* _Problem_: Could you find every line in the entries below that holds the word "content" and copy it?
Start of Block
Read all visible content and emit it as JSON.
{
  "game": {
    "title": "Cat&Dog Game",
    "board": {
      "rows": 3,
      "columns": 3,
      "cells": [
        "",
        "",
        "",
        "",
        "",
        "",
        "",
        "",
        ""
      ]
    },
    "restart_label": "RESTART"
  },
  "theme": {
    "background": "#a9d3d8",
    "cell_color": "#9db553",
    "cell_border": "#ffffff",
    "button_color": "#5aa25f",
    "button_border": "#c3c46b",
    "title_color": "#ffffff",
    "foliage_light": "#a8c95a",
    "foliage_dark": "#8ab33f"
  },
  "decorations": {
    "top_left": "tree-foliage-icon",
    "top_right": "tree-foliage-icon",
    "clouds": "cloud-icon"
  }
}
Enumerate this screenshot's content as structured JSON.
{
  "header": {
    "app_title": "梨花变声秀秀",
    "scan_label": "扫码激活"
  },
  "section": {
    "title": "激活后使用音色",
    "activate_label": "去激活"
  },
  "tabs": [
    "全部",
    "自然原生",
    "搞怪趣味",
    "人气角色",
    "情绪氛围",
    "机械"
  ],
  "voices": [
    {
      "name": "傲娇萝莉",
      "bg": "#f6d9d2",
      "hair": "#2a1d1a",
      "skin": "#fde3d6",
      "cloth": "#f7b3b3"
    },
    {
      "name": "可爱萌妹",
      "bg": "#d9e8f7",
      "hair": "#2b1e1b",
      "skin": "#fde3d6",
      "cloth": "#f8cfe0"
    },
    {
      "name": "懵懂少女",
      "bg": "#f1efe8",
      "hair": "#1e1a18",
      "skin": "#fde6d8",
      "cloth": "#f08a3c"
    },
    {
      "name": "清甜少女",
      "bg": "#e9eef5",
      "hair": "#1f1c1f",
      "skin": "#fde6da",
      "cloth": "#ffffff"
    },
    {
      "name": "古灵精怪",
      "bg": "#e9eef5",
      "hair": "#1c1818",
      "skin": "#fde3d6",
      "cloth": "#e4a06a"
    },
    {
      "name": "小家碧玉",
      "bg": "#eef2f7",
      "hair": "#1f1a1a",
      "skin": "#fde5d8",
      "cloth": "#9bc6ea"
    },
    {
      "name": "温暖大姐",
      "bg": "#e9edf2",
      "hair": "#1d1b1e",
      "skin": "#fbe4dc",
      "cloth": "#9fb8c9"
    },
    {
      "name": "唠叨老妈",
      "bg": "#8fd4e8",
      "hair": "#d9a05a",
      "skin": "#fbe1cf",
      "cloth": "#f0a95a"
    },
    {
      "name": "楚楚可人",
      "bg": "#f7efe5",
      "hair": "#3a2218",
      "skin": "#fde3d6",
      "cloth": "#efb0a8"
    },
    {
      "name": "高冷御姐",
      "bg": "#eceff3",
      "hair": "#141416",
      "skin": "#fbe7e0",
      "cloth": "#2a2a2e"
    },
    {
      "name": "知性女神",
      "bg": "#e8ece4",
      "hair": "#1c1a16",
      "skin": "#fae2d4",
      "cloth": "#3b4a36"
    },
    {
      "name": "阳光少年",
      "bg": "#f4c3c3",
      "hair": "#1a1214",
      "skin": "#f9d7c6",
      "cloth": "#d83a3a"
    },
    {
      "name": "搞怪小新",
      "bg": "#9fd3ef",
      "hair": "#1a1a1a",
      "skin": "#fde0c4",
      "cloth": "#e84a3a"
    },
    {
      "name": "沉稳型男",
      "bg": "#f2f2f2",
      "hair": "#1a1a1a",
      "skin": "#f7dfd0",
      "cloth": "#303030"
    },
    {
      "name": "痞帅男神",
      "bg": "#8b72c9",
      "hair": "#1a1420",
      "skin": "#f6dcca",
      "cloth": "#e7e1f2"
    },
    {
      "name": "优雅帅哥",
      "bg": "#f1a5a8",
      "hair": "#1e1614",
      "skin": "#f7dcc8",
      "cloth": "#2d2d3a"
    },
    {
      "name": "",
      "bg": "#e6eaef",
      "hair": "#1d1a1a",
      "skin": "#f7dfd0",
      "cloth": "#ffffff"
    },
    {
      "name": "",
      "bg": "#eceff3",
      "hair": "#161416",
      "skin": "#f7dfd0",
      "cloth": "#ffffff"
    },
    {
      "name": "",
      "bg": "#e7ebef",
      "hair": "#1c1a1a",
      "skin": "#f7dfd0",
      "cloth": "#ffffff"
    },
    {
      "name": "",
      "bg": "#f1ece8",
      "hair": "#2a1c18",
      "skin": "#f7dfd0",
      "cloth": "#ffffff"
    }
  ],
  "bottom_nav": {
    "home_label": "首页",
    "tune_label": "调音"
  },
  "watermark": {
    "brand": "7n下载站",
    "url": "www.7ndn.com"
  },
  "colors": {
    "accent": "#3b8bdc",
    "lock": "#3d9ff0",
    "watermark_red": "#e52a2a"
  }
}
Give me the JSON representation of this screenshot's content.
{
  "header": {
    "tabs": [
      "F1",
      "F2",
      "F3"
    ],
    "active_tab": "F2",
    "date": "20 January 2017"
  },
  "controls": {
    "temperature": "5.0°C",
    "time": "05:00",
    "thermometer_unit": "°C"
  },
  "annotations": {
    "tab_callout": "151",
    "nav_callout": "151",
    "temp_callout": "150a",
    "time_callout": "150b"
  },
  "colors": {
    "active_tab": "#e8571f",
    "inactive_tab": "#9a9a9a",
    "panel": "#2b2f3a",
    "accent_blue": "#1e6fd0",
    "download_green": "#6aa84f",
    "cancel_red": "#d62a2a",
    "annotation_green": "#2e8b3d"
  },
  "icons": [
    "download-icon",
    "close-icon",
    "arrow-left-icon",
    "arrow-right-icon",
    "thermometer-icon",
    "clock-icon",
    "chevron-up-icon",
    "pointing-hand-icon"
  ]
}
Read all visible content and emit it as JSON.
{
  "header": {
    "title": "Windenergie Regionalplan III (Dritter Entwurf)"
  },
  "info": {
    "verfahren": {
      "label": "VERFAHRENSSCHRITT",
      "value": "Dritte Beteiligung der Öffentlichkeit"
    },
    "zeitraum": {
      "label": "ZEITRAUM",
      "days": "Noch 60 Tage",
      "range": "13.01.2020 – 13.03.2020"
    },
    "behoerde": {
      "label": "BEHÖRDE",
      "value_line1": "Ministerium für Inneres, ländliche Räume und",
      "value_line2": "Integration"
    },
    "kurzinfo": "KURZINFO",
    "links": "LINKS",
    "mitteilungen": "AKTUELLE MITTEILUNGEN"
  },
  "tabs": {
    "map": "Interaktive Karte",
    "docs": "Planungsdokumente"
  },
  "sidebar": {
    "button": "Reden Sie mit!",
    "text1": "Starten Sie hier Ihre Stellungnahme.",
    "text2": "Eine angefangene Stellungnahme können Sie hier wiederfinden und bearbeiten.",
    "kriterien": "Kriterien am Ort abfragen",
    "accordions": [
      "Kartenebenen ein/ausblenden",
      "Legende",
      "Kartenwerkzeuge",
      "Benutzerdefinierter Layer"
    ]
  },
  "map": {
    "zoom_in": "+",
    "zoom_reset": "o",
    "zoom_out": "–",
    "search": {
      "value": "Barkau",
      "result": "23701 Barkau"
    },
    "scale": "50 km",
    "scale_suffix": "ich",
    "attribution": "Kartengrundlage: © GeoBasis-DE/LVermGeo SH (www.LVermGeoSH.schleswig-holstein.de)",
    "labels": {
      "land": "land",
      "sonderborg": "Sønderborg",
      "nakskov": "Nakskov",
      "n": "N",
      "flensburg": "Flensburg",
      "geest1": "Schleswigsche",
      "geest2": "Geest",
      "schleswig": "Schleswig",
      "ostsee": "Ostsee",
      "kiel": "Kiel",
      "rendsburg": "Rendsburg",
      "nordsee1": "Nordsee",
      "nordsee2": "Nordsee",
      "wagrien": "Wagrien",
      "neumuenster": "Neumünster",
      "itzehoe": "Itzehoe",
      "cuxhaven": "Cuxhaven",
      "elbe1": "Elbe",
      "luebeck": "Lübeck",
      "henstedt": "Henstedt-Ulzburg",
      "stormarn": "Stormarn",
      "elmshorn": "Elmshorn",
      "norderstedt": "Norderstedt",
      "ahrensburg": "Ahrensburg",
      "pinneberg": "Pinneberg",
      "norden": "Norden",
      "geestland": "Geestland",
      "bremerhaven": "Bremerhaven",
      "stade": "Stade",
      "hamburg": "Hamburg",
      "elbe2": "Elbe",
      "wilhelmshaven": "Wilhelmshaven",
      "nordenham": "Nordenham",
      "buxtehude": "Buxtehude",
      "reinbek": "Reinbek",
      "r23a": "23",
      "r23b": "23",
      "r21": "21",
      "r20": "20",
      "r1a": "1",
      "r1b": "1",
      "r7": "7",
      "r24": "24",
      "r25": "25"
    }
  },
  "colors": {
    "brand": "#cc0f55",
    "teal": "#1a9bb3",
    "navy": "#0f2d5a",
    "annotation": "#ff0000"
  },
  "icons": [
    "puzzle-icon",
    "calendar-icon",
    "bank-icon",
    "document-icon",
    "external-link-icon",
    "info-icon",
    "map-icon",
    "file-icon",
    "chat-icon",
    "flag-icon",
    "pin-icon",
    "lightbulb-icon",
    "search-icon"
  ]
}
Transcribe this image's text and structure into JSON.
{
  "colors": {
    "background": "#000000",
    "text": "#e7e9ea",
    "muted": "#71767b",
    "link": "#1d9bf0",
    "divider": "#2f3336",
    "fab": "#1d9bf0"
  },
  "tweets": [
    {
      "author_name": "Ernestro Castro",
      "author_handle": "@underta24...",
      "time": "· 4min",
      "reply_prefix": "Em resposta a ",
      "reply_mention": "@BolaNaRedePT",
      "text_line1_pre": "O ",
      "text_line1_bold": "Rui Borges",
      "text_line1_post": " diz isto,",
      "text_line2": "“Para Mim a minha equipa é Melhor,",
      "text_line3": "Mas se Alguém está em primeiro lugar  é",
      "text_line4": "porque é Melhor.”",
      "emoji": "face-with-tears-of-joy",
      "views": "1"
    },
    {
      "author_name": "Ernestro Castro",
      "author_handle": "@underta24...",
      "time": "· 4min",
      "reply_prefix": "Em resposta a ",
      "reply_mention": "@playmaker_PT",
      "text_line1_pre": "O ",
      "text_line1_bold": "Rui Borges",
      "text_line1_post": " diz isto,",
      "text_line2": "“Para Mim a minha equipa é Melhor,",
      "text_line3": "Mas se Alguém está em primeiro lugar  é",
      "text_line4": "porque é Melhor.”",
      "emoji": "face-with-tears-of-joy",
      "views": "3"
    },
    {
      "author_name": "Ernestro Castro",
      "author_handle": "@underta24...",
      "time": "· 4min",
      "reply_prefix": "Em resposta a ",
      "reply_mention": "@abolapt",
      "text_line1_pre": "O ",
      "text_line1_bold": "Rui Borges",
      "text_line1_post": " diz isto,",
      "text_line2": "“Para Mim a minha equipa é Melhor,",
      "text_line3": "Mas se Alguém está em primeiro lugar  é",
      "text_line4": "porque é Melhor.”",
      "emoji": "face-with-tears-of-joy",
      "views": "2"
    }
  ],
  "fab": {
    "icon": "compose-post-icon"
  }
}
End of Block
* _Answer for the task_:
Read all visible content and emit it as JSON.
Enumerate this screenshot's content as structured JSON.
Give me the JSON representation of this screenshot's content.
Read all visible content and emit it as JSON.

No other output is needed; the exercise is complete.